Entries from a dataset of interfaces:
□ □ □ □ □

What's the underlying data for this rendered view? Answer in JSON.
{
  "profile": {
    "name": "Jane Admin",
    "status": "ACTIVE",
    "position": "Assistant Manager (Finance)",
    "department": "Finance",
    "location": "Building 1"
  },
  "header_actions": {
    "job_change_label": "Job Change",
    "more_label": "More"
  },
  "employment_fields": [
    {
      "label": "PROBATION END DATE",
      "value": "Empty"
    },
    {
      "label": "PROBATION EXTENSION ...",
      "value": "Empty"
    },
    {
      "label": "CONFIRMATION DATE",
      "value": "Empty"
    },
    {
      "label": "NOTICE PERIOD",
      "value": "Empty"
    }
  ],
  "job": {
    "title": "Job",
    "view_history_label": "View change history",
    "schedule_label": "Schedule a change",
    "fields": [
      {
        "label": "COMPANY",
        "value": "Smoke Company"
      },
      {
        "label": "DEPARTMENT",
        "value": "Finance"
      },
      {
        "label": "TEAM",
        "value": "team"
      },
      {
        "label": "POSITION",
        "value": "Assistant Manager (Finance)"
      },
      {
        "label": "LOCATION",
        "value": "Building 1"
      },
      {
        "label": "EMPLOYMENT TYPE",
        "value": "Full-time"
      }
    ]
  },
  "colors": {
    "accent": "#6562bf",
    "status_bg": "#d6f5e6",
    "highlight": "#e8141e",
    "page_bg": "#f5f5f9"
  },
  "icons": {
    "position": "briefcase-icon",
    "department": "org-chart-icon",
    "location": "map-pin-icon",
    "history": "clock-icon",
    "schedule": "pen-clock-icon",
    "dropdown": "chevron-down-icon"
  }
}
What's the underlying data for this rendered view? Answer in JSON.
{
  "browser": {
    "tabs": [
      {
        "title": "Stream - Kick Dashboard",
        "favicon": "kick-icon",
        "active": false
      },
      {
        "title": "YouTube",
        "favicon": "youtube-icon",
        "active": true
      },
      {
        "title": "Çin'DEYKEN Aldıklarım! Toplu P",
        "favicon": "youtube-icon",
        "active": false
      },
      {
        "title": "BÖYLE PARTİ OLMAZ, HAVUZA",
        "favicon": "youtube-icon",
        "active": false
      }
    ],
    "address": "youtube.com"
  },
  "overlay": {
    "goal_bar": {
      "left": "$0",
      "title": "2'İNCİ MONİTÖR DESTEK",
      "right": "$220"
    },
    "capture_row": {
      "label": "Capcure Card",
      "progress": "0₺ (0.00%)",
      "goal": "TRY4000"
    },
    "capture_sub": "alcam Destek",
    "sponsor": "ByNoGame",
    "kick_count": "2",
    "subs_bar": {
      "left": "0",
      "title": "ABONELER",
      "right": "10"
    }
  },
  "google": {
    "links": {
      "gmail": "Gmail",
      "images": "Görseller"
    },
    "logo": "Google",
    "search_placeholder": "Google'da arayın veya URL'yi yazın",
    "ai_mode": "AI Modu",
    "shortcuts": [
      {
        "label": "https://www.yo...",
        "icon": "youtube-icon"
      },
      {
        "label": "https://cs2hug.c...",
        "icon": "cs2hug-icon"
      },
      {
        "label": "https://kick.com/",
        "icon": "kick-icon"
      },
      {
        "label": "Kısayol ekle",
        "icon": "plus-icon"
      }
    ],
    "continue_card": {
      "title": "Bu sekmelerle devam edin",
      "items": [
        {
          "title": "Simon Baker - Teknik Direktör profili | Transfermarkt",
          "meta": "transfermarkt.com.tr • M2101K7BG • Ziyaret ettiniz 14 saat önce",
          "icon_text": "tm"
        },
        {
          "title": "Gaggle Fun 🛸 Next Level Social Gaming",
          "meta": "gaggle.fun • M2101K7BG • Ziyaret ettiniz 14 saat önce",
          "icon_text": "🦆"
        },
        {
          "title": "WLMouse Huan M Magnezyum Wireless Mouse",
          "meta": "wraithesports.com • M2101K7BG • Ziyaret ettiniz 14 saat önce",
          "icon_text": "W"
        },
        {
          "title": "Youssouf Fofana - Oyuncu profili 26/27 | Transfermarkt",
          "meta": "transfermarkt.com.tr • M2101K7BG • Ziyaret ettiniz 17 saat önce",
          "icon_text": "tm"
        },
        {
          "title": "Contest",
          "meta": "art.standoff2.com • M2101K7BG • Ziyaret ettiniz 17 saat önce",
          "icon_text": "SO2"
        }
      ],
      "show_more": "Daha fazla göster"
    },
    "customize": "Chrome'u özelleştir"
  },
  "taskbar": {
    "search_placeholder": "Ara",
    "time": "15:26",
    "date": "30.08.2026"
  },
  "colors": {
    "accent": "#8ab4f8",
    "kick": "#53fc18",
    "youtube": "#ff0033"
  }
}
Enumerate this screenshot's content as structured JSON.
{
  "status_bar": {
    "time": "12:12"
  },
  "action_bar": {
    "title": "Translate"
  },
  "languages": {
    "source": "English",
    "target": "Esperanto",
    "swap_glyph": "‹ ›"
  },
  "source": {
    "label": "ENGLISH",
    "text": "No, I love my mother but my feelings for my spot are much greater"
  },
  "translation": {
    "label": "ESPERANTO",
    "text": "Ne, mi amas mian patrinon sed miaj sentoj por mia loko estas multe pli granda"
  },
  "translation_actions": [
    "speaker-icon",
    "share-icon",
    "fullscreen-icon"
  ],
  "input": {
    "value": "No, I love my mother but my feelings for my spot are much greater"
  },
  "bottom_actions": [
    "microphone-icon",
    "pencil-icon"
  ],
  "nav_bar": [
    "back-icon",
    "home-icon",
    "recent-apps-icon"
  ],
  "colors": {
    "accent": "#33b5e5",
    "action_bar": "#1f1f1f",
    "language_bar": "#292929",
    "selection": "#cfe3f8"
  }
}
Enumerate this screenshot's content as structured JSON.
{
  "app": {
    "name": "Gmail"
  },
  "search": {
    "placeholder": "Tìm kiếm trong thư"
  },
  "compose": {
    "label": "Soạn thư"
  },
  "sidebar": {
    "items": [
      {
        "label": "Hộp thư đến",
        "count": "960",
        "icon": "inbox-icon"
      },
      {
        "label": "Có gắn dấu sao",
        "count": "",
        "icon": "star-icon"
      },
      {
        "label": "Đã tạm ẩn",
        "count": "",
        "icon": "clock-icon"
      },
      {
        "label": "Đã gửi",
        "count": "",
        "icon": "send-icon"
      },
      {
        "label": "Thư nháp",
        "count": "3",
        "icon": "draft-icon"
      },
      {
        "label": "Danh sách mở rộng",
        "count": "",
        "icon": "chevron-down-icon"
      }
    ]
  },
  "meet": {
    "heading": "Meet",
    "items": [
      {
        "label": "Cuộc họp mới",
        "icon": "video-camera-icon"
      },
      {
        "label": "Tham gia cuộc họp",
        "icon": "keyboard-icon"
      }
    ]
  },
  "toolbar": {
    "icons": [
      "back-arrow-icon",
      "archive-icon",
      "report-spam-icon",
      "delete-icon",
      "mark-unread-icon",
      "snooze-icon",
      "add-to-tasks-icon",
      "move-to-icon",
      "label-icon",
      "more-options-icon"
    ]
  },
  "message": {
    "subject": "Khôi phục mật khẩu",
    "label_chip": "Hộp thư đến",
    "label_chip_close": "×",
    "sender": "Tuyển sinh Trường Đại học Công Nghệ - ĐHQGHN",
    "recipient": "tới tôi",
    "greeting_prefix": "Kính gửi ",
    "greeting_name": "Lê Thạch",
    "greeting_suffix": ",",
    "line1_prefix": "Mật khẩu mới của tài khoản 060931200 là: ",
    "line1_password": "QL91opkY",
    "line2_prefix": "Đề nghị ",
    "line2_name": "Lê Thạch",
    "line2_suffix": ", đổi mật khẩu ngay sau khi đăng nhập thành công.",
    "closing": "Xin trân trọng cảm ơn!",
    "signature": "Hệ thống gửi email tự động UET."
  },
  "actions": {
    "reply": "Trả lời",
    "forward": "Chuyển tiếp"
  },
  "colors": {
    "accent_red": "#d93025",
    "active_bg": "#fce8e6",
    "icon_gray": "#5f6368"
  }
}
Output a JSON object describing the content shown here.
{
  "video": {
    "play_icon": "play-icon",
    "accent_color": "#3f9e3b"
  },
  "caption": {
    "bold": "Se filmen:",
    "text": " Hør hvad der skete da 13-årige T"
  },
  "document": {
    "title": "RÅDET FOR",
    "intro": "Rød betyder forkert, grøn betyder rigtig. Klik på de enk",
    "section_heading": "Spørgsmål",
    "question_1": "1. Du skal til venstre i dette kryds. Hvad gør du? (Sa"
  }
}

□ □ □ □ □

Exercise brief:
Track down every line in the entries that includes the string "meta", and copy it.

Response to the task:
          "meta": "transfermarkt.com.tr • M2101K7BG • Ziyaret ettiniz 14 saat önce",
          "meta": "gaggle.fun • M2101K7BG • Ziyaret ettiniz 14 saat önce",
          "meta": "wraithesports.com • M2101K7BG • Ziyaret ettiniz 14 saat önce",
          "meta": "transfermarkt.com.tr • M2101K7BG • Ziyaret ettiniz 17 saat önce",
          "meta": "art.standoff2.com • M2101K7BG • Ziyaret ettiniz 17 saat önce",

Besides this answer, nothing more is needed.